[What you need to do]
Look over the entries below. Report how many lines hold the word "title", and only that.

START Exercise input

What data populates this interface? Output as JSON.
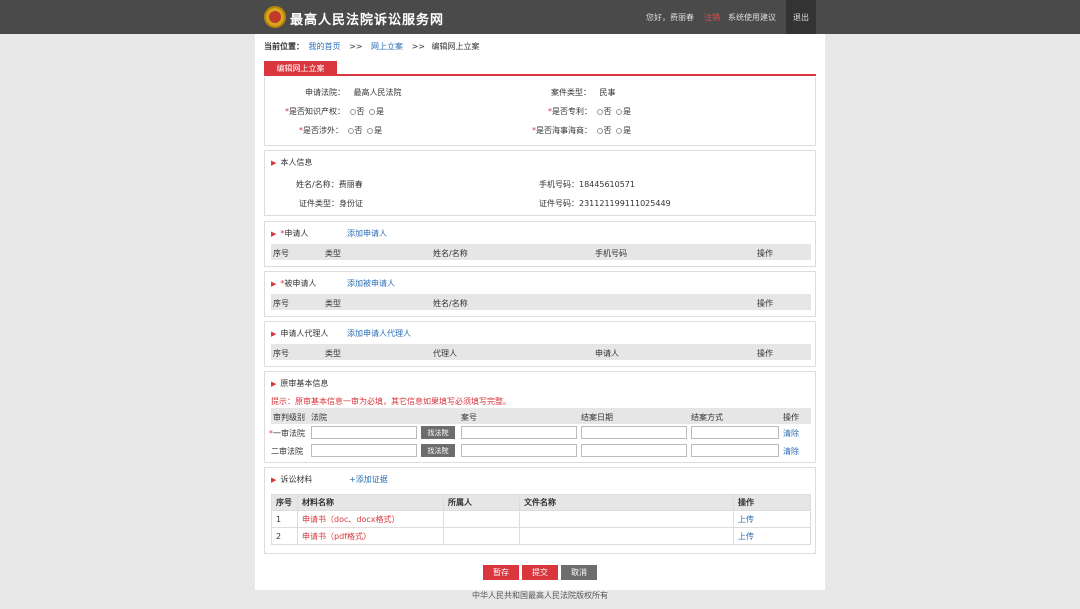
{
  "header": {
    "title": "最高人民法院诉讼服务网",
    "greeting": "您好，费丽春",
    "red_link": "注销",
    "suggest": "系统使用建议",
    "logout": "退出"
  },
  "breadcrumb": {
    "label": "当前位置：",
    "items": [
      "我的首页",
      "网上立案",
      "编辑网上立案"
    ],
    "sep": ">>"
  },
  "tab": "编辑网上立案",
  "case_info": {
    "court_label": "申请法院：",
    "court_value": "最高人民法院",
    "type_label": "案件类型：",
    "type_value": "民事",
    "ip_label": "是否知识产权：",
    "patent_label": "是否专利：",
    "foreign_label": "是否涉外：",
    "maritime_label": "是否海事海商：",
    "opt_no": "否",
    "opt_yes": "是",
    "req": "*"
  },
  "personal": {
    "title": "本人信息",
    "name_label": "姓名/名称：",
    "name_value": "费丽春",
    "phone_label": "手机号码：",
    "phone_value": "18445610571",
    "idtype_label": "证件类型：",
    "idtype_value": "身份证",
    "idno_label": "证件号码：",
    "idno_value": "231121199111025449"
  },
  "applicant": {
    "title": "申请人",
    "add_link": "添加申请人",
    "cols": [
      "序号",
      "类型",
      "姓名/名称",
      "手机号码",
      "操作"
    ]
  },
  "respondent": {
    "title": "被申请人",
    "add_link": "添加被申请人",
    "cols": [
      "序号",
      "类型",
      "姓名/名称",
      "操作"
    ]
  },
  "agent": {
    "title": "申请人代理人",
    "add_link": "添加申请人代理人",
    "cols": [
      "序号",
      "类型",
      "代理人",
      "申请人",
      "操作"
    ]
  },
  "original": {
    "title": "原审基本信息",
    "warning": "提示：原审基本信息一审为必填，其它信息如果填写必须填写完整。",
    "cols": [
      "审判级别",
      "法院",
      "案号",
      "结案日期",
      "结案方式",
      "操作"
    ],
    "row1_label": "一审法院",
    "row2_label": "二审法院",
    "select_btn": "找法院",
    "clear": "清除"
  },
  "materials": {
    "title": "诉讼材料",
    "add_link": "+添加证据",
    "cols": [
      "序号",
      "材料名称",
      "所属人",
      "文件名称",
      "操作"
    ],
    "rows": [
      {
        "no": "1",
        "name": "申请书（doc、docx格式）",
        "owner": "",
        "file": "",
        "op": "上传"
      },
      {
        "no": "2",
        "name": "申请书（pdf格式）",
        "owner": "",
        "file": "",
        "op": "上传"
      }
    ]
  },
  "buttons": {
    "save": "暂存",
    "submit": "提交",
    "cancel": "取消"
  },
  "footer": "中华人民共和国最高人民法院版权所有",
  "colors": {
    "accent": "#d9363e",
    "link": "#2a6db5",
    "header_bg": "#4a4a4a",
    "cancel_bg": "#6d6d6d"
  }
}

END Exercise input

[Answer to this problem]
7